One thing I have taken part in previously is their guided tours, which is £3 for a 1 hour (ish) tour round some of the items in the museum.  These tours are hosted by the relevant curator in the museum, and as usually, it’s success is dependent on both the curator, and the audience who have joined for the day.

I’ve had one not great tour, but most of the time they’re very enjoyable, where the curators not only know their stuff, but are amiable and passionate about their subject.  Most of the audience are middle aged or older (many are clearly retired and have joined Friends of the Museum), but there are occasional the under 45s turn up too.

So anyway, I’ve trawled through the calendar on the website above, and slotted the dates into my calendar.

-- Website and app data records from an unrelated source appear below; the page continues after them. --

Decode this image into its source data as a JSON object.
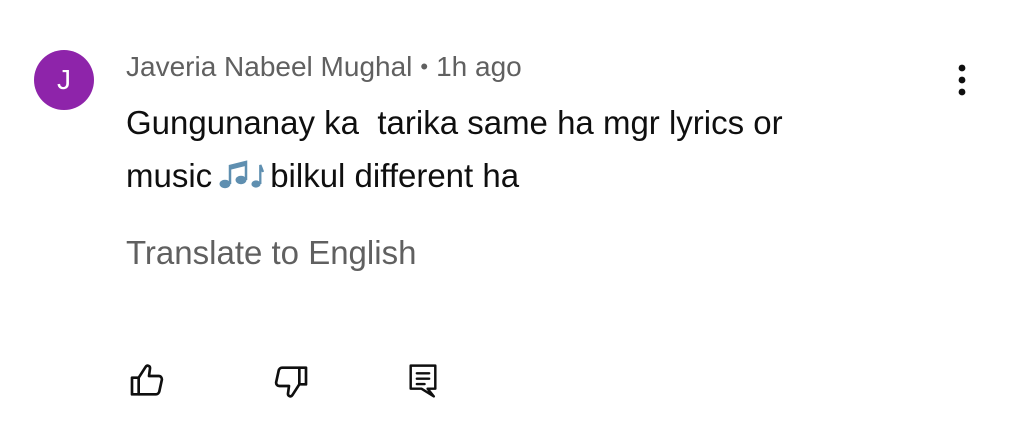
{
  "comment": {
    "avatar_letter": "J",
    "author": "Javeria Nabeel Mughal",
    "separator": "•",
    "time": "1h ago",
    "text_line1": "Gungunanay ka  tarika same ha mgr lyrics or",
    "text_line2_before": "music",
    "text_line2_after": "bilkul different ha",
    "emoji_icon": "musical-notes-icon",
    "translate_label": "Translate to English"
  },
  "icons": {
    "menu": "more-vertical-icon",
    "like": "thumbs-up-icon",
    "dislike": "thumbs-down-icon",
    "reply": "reply-comment-icon"
  },
  "colors": {
    "avatar_bg": "#8e24aa",
    "secondary_text": "#606060",
    "primary_text": "#0f0f0f",
    "emoji_blue": "#5f8fb0"
  }
}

I can only go out on the weekends due to work commitments, and therefore some of the curated works are off the list.

Anyone make use of their local museum? is it free to enter, or do you have to pay for some or all of it?

What do you mean I have too much stash?!

i might win the lottery


Despite promising myself I wouldn’t go to the 2015 Festival Of Quilts, I have found that I have “magically” booked the Friday off work that corresponds to the Festival of Quilts. Surprise! I still don’t have a ticket, mind, but there are generally tickets available on the door on the day. Previous years I also went to some of the social events, and I’ve noticed that this year, the Gala Dinner is back on after a few years absence – however it’s black tie and I would be coming straight from work, so no chance to glam up before hand!

I already have loads of stash lying around the house, including plenty of fabric, but have yet to make something with any of it. Each year I promise myself that I will and the next year comes along and yet……Does anyone else find this?

I’m finding myself getting better at resisting actually spending the big money on stuff, often by not taking the cash with me in the first place. I think this year I will concentrate on some of the books, as well as the “necessities” (needles, threads etc) that will always be used no matter what craft you’re doing.

In previous years I’ve taken photos of the winners of the competitions, and I’ve kept them after deleting my other blog. I still haven’t decided what I’m going to do with them, and don’t think I will take photos this year.

I would love to hear about any Quilt Festivals that you’ve been to.  Is there a regular one near you? What was the last one you went to?